Professor Kathryn Burdon was awarded her PhD in the genetics of childhood cataract from the University of Tasmania. Following the completion of her thesis in 2003, she spent two years as a post-doctoral fellow at Wake Forest University Baptist Medical Center in North Carolina, USA, working on complex disease genetics, primarily the cardiovascular and renal complications of diabetes mellitus. On her return to Australia in 2005 she joined the Department of Ophthalmology at Flinders University, Adelaide, Australia where she ran a research group focused on the identification of genes for blinding diseases, including glaucoma, keratoconus, diabetic retinopathy and cataract. In early 2014 she returned to the University of Tasmania to join the Menzies Institute for Medical Research where she now heads up the Genetics and Cancer Theme. Her own research remains focused on the genetics of eye disease. Over the last 15 years she has identified many genes related to the risk of blindness, including some of the first common genes linked to Primary Open Angle Glaucoma.
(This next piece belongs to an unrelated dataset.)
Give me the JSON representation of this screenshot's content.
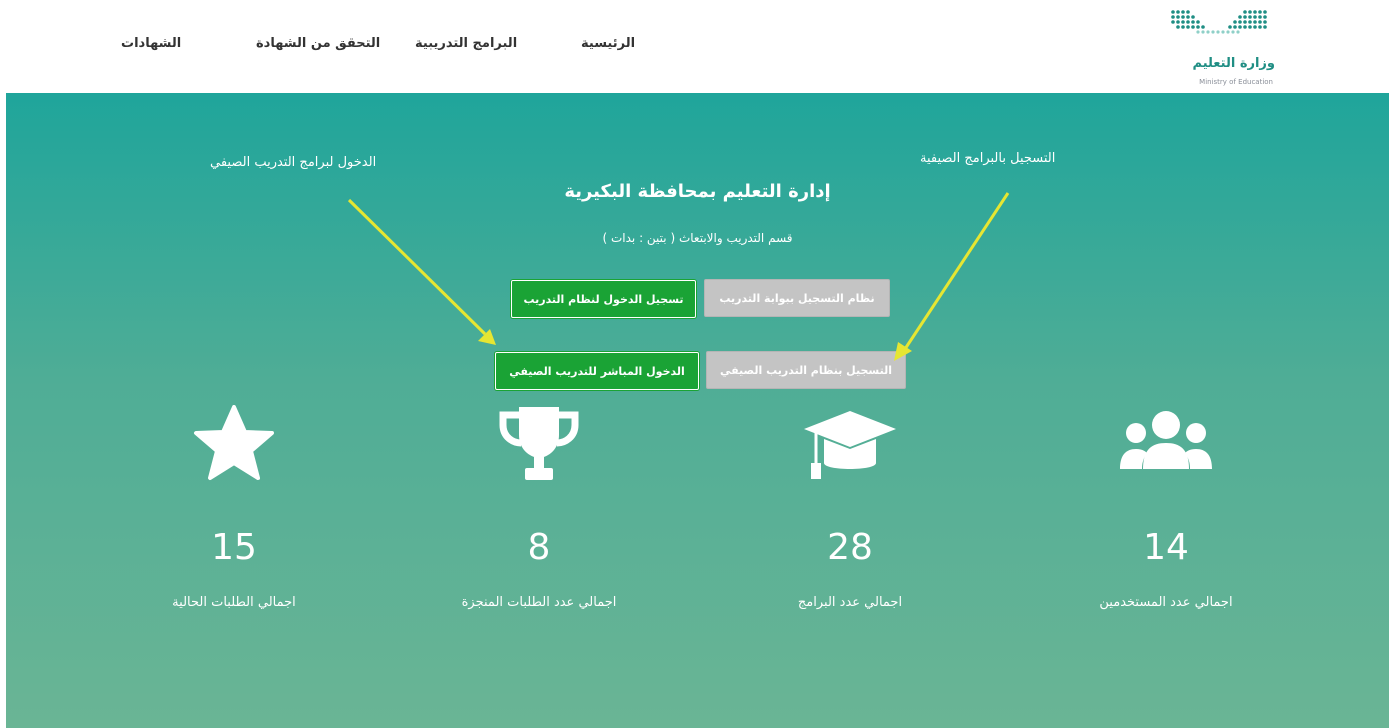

She aims to apply state-of-art technology to discovering genes that cause blindness as well as working closely with health care providers to apply genetic knowledge to the treatment and management of eye disease.
University of Tasmania